Like most other industries, real estate has been forced into change by emerging technologies and disruptive new thought leaders.
As Nobul founder Regan McGee puts it, “Anytime you bring innovative technology to the table that can make the process easier, it will be viewed as disruptive.” Speaking to Superb Crew about the techie real estate revolution, he explained that “Incidentally, technological advancements are beginning to gain real traction in a stalwart industry that was initially skeptical.
One major technological disruptor that has emerged in the last decade is blockchain. Still hazily understood by many in the industry, blockchain nevertheless has the ability to affect massive, positive change – upending the way we think about buying and selling homes.
In this article, let’s explore the intersection of blockchain and real estate. What does it entail? How will it force the industry to adapt? And what implications will it have for future buyers and sellers?
Blockchain in Real Estate
For the uninitiated, blockchain is essentially a shared, unchangeable and decentralized public ledger existing in a network. It stores transactions and assets, often pertaining to cryptocurrencies like Bitcoin.
Blockchains can be applied to just about any asset transaction, tangible or intangible. People use them to buy and sell cars, copyrights, physical currency, and – yes – real estate.
Real estate buyers and sellers use blockchains for various reasons, which we’ll explore below in more detail. But here are the salient points: blockchains are transparent; they simplify and lower the bar for real estate investment; they remove the need for certain third-party costs.
Let’s take a closer look.
Transparency in an Opaque Industry
The real estate industry has come a long way since its “wild west” days of widespread fraud, corruption and opacity. Still, it isn’t perfect (see, for example, 2008).
Fraud still happens, which is a big problem in a market that deals in large assets. And opacity is still an issue. Property and deed statuses are challenging to find (nearly impossible, in fact, for the lay investor), making it hard for investors to research property histories reliably.
A blockchain’s immutable, publicly visible ledger allows for transparency in real estate. Prospective investors can research deeds and titles, ensuring that their money is secure.
Removing Transactional Costs
Because blockchains are transparent, investors may be able to bypass certain third parties, saving time and money in the process.
The seller can verify the buyer’s funds via the ledger, removing the need for an escrow. A buyer can verify a seller’s ownership, removing the need for title search. And both parties can sign a blockchain-supported smart contract, potentially saving on attorney costs.
In this way, blockchains may lower the bar for entry into the real estate market (a win-win for real estate agents and investors).

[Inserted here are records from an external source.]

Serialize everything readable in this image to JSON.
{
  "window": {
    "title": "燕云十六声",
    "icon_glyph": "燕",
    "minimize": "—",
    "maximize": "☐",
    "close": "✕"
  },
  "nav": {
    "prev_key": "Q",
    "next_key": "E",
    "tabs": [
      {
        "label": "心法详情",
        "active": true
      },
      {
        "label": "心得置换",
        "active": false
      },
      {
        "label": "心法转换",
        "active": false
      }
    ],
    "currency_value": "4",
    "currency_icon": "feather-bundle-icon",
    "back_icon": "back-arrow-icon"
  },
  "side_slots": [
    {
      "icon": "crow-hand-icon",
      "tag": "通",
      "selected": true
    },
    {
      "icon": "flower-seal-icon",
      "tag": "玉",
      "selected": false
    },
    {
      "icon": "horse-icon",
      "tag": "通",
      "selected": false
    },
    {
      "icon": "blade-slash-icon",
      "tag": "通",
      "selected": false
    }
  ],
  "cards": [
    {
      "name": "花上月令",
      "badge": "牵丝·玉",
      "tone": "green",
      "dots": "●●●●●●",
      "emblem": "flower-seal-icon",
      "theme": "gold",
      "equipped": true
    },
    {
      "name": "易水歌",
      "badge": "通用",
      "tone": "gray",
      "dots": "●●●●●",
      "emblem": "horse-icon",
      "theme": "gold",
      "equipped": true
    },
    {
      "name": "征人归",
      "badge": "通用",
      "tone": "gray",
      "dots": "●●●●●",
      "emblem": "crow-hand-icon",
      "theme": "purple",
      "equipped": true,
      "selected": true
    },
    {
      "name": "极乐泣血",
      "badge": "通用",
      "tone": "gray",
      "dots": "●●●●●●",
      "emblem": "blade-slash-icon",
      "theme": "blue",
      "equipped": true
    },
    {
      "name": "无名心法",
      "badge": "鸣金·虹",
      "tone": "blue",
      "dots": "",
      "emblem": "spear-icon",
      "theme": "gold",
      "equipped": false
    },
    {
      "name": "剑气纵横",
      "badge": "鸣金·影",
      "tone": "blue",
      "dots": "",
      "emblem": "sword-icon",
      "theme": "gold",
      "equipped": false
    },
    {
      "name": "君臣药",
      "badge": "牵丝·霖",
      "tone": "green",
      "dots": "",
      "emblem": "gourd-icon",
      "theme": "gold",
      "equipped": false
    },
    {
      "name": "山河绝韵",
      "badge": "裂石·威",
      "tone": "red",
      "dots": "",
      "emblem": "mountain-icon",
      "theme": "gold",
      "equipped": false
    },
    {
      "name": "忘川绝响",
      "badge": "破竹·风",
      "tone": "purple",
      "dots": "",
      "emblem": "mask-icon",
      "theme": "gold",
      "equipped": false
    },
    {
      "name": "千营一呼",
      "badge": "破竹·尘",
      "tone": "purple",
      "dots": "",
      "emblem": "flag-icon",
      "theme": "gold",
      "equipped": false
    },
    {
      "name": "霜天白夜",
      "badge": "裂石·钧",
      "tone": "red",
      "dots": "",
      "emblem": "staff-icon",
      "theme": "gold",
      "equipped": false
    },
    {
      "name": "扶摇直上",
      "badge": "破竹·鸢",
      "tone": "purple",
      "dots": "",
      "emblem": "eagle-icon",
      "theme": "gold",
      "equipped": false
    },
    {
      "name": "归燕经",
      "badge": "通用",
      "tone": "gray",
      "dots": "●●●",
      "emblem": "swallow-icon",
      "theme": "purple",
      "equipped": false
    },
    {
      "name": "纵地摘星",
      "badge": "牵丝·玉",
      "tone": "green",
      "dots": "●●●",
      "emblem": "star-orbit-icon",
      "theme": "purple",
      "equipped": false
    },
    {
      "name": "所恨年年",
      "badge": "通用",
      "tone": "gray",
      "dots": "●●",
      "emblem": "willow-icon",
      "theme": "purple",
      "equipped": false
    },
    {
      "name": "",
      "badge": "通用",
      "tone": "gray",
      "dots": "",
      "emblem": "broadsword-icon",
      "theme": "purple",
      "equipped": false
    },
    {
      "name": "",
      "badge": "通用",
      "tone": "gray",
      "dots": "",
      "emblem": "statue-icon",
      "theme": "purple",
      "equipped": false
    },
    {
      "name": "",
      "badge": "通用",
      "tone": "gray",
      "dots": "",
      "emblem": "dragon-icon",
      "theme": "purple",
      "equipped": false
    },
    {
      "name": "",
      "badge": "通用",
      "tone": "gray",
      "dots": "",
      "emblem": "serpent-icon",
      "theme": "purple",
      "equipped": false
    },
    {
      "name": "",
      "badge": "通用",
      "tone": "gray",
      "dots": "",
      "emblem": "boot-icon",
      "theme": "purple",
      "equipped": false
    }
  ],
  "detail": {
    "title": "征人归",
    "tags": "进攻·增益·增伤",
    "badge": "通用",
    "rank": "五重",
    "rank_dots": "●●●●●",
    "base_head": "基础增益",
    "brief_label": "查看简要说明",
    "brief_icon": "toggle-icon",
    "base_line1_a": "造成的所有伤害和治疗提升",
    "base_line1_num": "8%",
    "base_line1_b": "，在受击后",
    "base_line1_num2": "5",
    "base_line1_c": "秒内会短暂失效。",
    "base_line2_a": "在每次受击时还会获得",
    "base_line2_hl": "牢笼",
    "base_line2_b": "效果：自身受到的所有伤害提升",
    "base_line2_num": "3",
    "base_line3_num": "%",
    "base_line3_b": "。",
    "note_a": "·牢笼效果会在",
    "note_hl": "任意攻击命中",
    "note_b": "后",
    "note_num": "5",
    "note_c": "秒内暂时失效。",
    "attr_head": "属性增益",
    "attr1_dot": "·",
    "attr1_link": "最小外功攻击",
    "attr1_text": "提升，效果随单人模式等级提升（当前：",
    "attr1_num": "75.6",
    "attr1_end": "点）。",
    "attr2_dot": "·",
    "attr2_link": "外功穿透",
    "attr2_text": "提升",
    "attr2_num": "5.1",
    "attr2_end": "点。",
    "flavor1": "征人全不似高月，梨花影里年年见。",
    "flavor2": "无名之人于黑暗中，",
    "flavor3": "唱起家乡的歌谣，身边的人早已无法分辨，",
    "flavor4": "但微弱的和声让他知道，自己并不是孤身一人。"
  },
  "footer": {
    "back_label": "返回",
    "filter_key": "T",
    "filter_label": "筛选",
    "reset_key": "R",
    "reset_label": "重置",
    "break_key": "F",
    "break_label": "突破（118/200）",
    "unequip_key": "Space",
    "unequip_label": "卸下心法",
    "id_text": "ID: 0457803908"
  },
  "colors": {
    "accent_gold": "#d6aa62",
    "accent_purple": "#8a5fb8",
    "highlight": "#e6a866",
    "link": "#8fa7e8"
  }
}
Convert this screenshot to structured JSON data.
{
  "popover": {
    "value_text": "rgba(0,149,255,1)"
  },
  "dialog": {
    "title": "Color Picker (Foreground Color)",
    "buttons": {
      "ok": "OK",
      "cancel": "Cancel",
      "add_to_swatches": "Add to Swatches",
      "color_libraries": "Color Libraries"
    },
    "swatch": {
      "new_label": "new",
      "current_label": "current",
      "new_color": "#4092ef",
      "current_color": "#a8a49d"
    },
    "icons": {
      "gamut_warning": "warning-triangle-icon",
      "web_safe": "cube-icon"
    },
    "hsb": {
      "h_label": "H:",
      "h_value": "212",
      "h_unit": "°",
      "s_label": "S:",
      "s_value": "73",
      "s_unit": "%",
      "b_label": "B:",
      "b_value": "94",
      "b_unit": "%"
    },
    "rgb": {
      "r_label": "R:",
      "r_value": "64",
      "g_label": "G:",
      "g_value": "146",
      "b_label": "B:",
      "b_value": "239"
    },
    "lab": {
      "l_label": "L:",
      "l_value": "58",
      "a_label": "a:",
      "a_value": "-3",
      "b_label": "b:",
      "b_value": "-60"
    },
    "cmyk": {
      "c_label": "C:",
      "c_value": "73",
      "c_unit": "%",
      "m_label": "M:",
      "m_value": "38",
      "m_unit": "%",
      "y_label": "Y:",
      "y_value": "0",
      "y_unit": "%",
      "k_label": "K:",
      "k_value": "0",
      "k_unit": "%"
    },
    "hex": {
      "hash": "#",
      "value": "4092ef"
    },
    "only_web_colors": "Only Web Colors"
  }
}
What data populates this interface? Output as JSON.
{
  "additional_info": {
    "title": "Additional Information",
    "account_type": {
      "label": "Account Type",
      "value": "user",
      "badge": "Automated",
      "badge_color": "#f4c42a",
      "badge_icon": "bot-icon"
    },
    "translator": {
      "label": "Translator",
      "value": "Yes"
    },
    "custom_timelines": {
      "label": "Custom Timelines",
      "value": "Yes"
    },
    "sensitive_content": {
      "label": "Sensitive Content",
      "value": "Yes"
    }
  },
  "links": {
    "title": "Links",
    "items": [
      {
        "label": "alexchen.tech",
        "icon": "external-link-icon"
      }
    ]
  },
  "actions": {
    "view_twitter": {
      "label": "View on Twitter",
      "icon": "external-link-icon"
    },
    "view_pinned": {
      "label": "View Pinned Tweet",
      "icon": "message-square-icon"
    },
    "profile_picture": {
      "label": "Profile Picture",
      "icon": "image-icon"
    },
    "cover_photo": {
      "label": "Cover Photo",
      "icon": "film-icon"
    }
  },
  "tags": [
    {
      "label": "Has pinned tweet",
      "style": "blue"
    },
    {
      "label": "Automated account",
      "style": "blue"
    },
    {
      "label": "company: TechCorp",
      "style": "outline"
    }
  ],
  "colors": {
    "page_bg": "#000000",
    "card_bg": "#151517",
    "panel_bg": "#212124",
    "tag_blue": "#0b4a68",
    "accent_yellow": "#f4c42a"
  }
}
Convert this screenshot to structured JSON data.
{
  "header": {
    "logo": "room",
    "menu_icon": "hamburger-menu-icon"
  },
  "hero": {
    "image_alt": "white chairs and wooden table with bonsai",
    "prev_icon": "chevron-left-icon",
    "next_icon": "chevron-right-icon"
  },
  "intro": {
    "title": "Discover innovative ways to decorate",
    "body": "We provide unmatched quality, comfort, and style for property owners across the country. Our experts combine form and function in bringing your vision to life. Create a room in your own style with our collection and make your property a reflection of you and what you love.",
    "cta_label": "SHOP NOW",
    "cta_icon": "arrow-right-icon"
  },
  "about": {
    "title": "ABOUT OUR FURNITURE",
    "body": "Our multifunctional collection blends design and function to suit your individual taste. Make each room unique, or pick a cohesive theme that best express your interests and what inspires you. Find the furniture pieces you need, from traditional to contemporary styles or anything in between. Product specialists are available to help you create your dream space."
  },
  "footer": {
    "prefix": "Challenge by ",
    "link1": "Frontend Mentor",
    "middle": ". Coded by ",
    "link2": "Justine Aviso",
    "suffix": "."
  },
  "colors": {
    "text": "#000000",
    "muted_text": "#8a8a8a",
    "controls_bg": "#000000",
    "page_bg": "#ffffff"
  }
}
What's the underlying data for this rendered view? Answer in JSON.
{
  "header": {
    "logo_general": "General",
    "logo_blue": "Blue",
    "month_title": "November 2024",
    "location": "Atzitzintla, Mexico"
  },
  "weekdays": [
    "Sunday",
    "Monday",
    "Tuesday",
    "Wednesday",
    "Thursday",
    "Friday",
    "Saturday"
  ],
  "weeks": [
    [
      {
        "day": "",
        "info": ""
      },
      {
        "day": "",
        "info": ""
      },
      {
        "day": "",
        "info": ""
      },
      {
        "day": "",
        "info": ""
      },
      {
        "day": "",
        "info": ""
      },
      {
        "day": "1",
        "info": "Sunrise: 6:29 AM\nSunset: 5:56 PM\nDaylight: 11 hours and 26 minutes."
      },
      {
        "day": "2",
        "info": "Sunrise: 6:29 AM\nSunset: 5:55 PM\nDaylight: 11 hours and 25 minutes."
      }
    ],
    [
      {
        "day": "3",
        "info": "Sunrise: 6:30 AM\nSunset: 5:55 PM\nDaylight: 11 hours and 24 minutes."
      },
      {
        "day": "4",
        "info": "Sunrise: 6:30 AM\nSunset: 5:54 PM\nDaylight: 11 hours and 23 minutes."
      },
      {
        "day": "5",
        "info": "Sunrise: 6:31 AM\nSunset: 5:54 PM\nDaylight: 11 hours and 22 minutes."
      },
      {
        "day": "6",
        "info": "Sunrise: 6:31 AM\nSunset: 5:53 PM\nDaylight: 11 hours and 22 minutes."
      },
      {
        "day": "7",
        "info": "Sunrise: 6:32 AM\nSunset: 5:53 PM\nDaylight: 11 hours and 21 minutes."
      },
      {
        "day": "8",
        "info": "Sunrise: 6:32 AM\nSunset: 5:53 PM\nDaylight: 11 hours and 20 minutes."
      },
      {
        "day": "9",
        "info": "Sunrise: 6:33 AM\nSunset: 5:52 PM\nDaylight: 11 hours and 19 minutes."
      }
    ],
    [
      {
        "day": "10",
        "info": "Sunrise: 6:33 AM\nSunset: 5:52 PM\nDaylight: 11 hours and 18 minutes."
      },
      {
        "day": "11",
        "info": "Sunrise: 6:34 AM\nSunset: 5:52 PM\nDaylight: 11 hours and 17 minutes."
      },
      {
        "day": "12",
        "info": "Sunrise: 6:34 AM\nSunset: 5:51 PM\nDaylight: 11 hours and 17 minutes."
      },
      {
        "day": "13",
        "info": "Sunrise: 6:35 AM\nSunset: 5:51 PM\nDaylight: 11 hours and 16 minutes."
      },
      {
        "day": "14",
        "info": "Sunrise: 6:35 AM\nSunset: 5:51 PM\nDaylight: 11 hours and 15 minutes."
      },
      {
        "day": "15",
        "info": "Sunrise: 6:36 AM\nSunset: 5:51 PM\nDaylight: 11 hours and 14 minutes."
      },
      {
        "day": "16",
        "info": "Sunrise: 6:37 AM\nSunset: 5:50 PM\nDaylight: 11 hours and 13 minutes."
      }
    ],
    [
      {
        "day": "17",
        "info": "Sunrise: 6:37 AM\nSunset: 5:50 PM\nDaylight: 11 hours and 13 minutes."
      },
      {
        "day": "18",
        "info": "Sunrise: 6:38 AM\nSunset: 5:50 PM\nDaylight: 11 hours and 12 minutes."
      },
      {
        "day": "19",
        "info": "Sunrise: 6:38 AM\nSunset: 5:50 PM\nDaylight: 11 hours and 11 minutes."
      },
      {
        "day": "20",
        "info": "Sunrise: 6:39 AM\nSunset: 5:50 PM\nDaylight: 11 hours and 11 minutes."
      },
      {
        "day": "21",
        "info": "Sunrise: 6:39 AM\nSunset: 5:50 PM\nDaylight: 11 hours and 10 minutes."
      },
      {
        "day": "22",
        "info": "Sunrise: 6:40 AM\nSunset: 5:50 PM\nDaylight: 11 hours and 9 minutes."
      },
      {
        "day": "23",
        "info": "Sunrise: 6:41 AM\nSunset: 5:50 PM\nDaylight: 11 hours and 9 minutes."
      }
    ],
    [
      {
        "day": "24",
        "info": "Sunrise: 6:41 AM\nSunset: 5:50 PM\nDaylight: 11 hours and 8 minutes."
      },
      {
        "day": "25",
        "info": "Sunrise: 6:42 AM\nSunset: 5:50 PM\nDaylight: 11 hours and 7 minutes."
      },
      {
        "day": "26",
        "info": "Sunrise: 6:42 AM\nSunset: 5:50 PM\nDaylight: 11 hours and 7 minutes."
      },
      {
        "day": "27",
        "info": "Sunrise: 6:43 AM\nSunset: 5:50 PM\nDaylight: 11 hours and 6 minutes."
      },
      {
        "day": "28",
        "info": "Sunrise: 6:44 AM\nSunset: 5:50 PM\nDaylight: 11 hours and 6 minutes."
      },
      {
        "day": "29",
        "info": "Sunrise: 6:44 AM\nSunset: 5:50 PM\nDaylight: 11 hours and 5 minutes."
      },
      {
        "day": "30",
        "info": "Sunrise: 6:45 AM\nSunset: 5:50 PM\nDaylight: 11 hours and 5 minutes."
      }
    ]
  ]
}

Fractional Investing and Real Estate Tokenization
One of the most noteworthy intersections of real estate and blockchain is what’s called “tokenization.” Essentially, tokenization is a form of fractional ownership – investors can buy a small share of a property rather than ponying up a sizeable down payment. Buyers can trade tokens (or fractions of tokens) via a trading app, with all transactions safely, methodically and instantly documented on the blockchain.
Tokenization opens the real estate floodgates to a much wider pool of small capital investors who can pool their resources and basically treat real estate like any other financial investment.
Real estate has weathered all sorts of changes before, and has come out the other side looking better and brighter. As the industry rises to embrace blockchain technology, you can rest easy knowing that the intersection of blockchain and real estate will create a more transparent, accessible and welcoming space for new investors.